But just when you think that everyone's height is equally inflated, in walk Alex Galchenyuk (who's really 6'2"), Michael McCarron (a legit 6'6") and Jarred Tinordi (listed at 6'6" but might be even taller). It's incredibly random.

In the pro hockey world, everything CHL and up, this is more the rule than the exception, which means that you should revise your expectation of what a player's height column tells you about his usefulness.

Some smart analysts have created surprisingly reliable statistical models using point production and listed size, but it would be wise to use caution when applying them to individual players. What you see is what you get in terms of offensive output, but you can never be sure whether the prospect's height has been distorted or not.

Vitruvian Man

NBA and MMA fans know something hockey fans don't: a human being's wingspan is not always proportional to his or her height.

It's basic human anatomy, and one of the few things that Leonardo Da Vinci has gotten wrong. But few people inside or outside hockey know about the importance of this fact.

Sonny Milano. Photo credit: Getty Images

For one thing, a basketball player or a UFC fighter's wingspan is publicly available online and frequently referred to by the media. Meanwhile, a NHL prospect's wingspan is measured by an independent party exactly once, at the NHL Draft Combine, and that number is filed away somewhere no one can get to. Once in a while, though, we do hear about the outliers - the Columbus Blue Jackets drafted Sonny Milano 16th overall in 2014. Milano is allegedly 6'0" tall, but his wingspan, as measured at the Combine, was 79 inches (6'7").

If you are in Columbus, you probably feel good about Milano's future in hockey for a variety of reasons, but you might not know that wingspan, not height, is the best predictor for future success in the NBA. Perhaps the same reasoning holds true in hockey.

Building A Player

Unlike basketball, hockey is not really a vertical game. There's no jumping, and players only raise their arms to celebrate a goal or to express intense displeasure with the referee. Yet being a genetic freak, in terms of body proportions, yield clear benefits in hockey.

First, you want a player with long arms. Longer arms for a skater means more range for stickhandling, more power for shooting, and more leverage in corner puck battles. For a goalie, long arms means a better ability to take away the top of the net when down in a butterfly stance.

Second, you want a player with a big, heavy torso. This is much more important for goalie than for skaters, since a goaltender with a big torso can use a bigger chest protector and cover more of the gap between his shoulders and the crossbar.

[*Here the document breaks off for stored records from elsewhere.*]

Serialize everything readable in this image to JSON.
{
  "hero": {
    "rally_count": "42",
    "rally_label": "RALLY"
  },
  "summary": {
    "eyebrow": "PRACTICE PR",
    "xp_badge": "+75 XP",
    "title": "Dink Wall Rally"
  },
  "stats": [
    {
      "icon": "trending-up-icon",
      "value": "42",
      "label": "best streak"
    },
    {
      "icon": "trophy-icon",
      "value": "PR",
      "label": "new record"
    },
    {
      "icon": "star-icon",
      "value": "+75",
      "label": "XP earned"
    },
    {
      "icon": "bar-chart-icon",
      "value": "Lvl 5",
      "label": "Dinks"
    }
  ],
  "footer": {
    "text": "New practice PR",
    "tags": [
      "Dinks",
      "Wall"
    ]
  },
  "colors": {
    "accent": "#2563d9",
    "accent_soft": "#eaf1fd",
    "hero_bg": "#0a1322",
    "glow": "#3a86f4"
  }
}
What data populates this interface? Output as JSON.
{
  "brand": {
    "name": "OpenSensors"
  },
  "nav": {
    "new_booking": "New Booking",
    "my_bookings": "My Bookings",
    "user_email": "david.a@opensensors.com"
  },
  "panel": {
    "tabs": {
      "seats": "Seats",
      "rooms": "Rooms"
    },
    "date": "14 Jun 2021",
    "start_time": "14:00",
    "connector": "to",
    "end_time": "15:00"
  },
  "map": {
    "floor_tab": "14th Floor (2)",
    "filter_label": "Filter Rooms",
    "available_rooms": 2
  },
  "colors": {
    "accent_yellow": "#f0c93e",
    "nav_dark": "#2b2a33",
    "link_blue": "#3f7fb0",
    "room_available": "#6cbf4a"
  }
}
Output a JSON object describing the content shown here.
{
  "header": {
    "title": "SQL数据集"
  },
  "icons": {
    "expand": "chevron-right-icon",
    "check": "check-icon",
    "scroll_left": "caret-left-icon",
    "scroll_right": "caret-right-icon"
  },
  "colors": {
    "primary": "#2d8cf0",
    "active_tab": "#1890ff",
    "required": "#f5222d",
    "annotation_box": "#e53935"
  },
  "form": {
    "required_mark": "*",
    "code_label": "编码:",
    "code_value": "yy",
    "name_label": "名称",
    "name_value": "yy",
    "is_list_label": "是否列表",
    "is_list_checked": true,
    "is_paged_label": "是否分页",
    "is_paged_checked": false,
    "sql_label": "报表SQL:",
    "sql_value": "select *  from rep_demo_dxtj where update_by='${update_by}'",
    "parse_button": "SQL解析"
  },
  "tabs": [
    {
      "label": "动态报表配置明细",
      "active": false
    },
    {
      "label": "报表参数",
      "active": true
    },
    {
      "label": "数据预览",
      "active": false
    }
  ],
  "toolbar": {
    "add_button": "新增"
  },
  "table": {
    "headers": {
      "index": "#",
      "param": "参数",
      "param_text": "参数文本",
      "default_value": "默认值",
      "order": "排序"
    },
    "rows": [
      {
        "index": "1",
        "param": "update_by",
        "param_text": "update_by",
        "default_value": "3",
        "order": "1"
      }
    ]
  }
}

Third, you want a player with short legs. Longer legs means a higher top-end speed, as Usain Bolt has demonstrated in sprinting, but shorter legs means better acceleration,as almost every other sprinter in Olympic history has demonstrated. In hockey, a skater reaches top speed for a brief moment, before needing to stop, change direction, and accelerate in the opposite direction. Goalies with shorter legs have a better push-off angle when going across the crease, and can be quicker to close the five-hole.

Anecdotally, it may help for a player to have smaller calves. Less weight at the extremities means more efficient movement, mirroring and amplifying the benefits of lighter skates. Wayne Simmons and Daniel Briere's lower legs look like they belong on a distance runner.

Incidentally, if you were to build a player to those specifications, you would get someone who looks a lot like the reigning NHL MVP and Vezina winner. Carey Price is listed at 6'3", has the inseam of someone who is 6'1", and a wingspan closer to 6'5."

Not that this all necessarily matters very much - Price is technically flawless and has great anticipation, but maybe the difference between him and someone like Corey Crawford is a lot more subtle - and fundamental - than we think.

Jack Han is the Video & Analytics Coordinator for the McGill Martlet Hockey team. He also writes occasionally about the NHL for Habs Eyes on the Prize. You can find him on Twitter or on the ice at McConnell Arena.